I did like how the characters were dynamic as Nattie, Tess, and Zach the Anarchist all grew as people, Nattie most of all. I was scared for some time because I had so little faith in Nattie that I thought she would make the wrong decision. I just couldn’t relate to her, but she ended up becoming more likeable as she grew throughout the novel.
The plot was interesting enough as this is a more character-based novel that uses the plot to further the characters vs. the other way around. Thornburgh introduced new settings and paced it moderately.
She did, however, create a very nice voice for Nattie, which is something I liked. All the characters are uniquely them, and you can usually tell who’s speaking without the need for dialogue tags. The character development was probably the best part, even though I didn’t like Nattie very much.

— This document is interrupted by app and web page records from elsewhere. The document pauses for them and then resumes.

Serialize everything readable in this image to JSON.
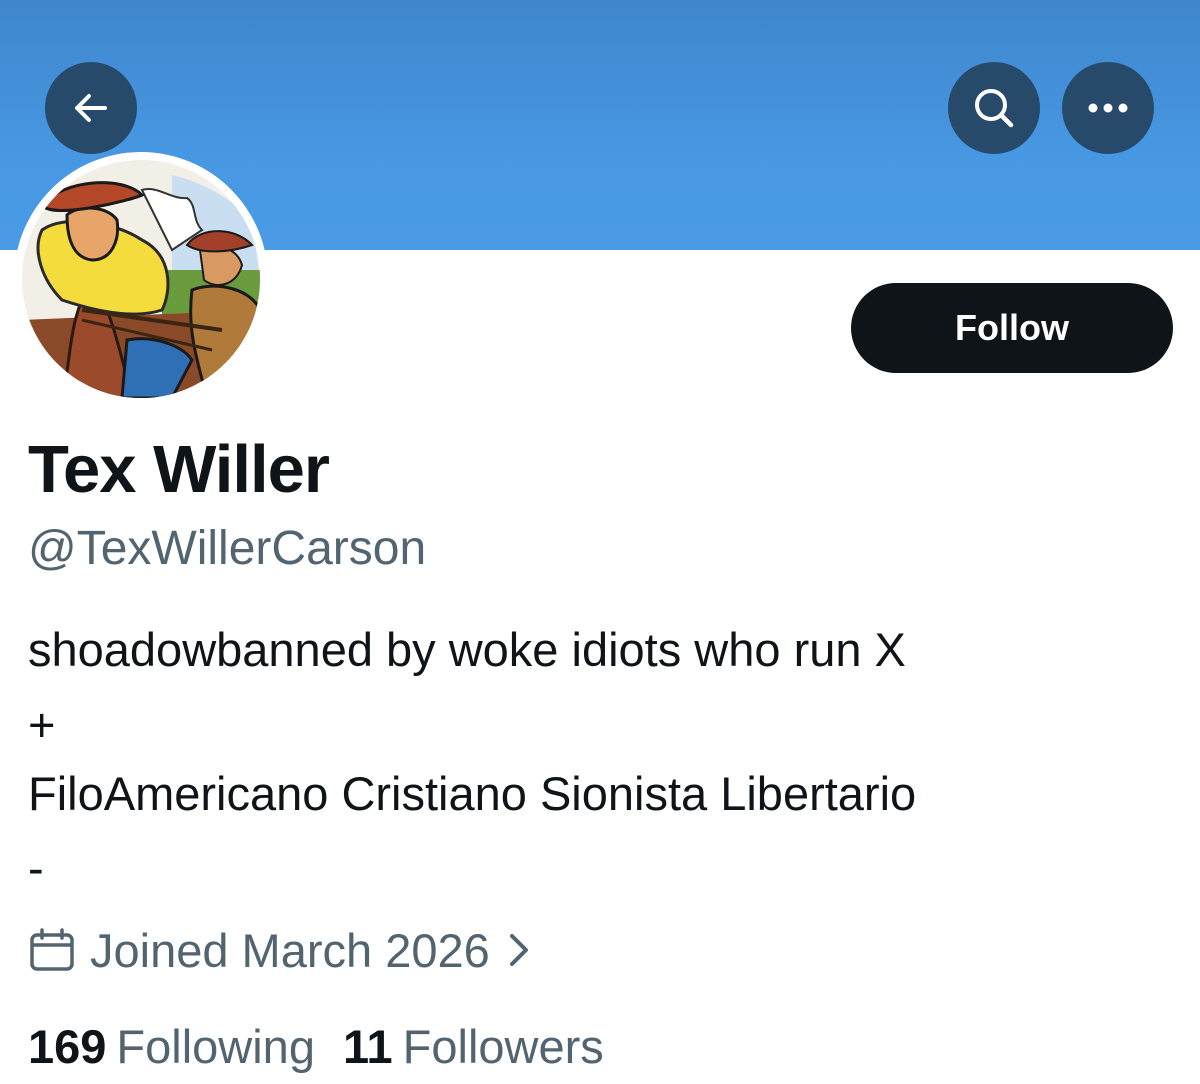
{
  "header": {
    "back_icon": "arrow-left-icon",
    "search_icon": "search-icon",
    "more_icon": "more-horizontal-icon",
    "banner_color": "#4797e2",
    "button_color": "#274a6b"
  },
  "profile": {
    "display_name": "Tex Willer",
    "handle": "@TexWillerCarson",
    "follow_label": "Follow",
    "bio": [
      "shoadowbanned by woke idiots who run X",
      "+",
      "FiloAmericano Cristiano Sionista Libertario",
      "-"
    ],
    "joined": "Joined March 2026",
    "joined_icon": "calendar-icon",
    "stats": {
      "following_count": "169",
      "following_label": "Following",
      "followers_count": "11",
      "followers_label": "Followers"
    }
  },
  "colors": {
    "text_primary": "#0f1419",
    "text_secondary": "#536471",
    "follow_button": "#0f1419"
  }
}
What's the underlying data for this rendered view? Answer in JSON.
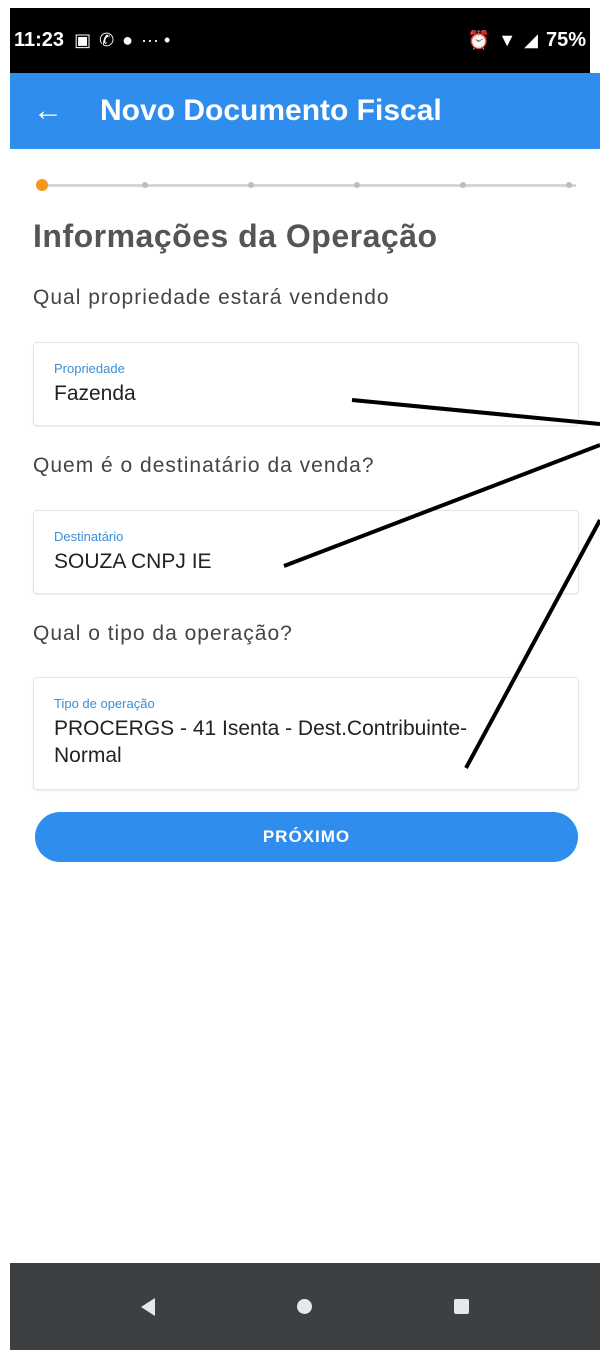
{
  "status_bar": {
    "time": "11:23",
    "battery": "75%"
  },
  "app_bar": {
    "title": "Novo Documento Fiscal",
    "back_icon": "arrow-left"
  },
  "form": {
    "section_title": "Informações da Operação",
    "property": {
      "question": "Qual propriedade estará vendendo",
      "label": "Propriedade",
      "value": "Fazenda"
    },
    "recipient": {
      "question": "Quem é o destinatário da venda?",
      "label": "Destinatário",
      "value": "SOUZA CNPJ IE"
    },
    "operation": {
      "question": "Qual o tipo da operação?",
      "label": "Tipo de operação",
      "value_line1": "PROCERGS - 41 Isenta - Dest.Contribuinte-",
      "value_line2": "Normal"
    },
    "next_button": "PRÓXIMO"
  },
  "colors": {
    "primary": "#2e8ded",
    "accent": "#f7941d",
    "nav_bar": "#3c4043"
  }
}
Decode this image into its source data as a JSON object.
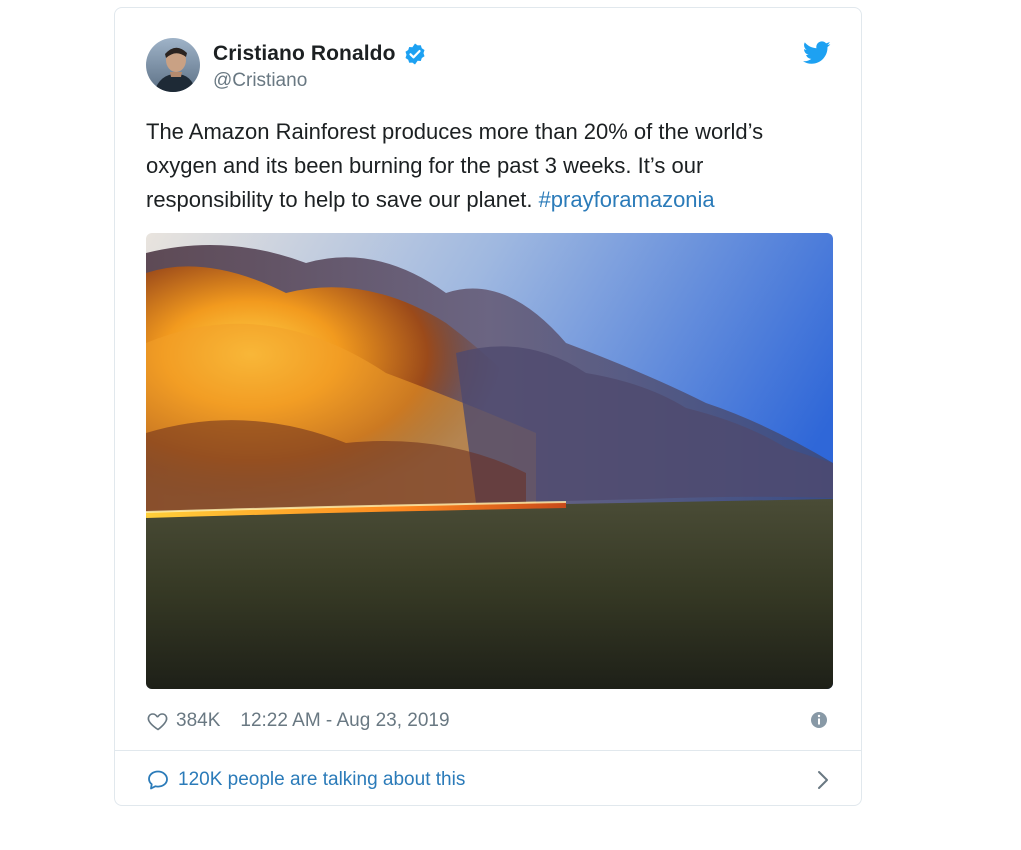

I found the entire novel pretty realistic as they didn’t do anything too outlandish and stayed within their realistic fiction realms, and the LGBTQ+ representation was awesome.
I originally picked this up from the library because of the pretty cover. It’s very fitting, and it has a paper-y texture like A List of Cages. I didn’t get the ombre warm colored hair until later since Nattie has fire-y red hair, and the hair on the cover is very fire-y. The typography is stunning (I forgot to write down who did the hand-done type from the back cover, but a big shoutout to them!), and there’s a cute little strawberry on the side as Nattie’s allergic to strawberries. The cover fits the book very nicely, and I might just buy the book just because of the cover, which grows on me everyday. Maybe I’ll ask for it as a gift?
Overall, Who’s That Girl was a very unique read that I would classify as coming-of-age due to Nattie’s large amount of character growth. I would recommend this to anyone looking for a fun, contemporary novel with romance on the back burner!
Have you read Who’s That Girl? What did you think? Feel free to leave your comments below!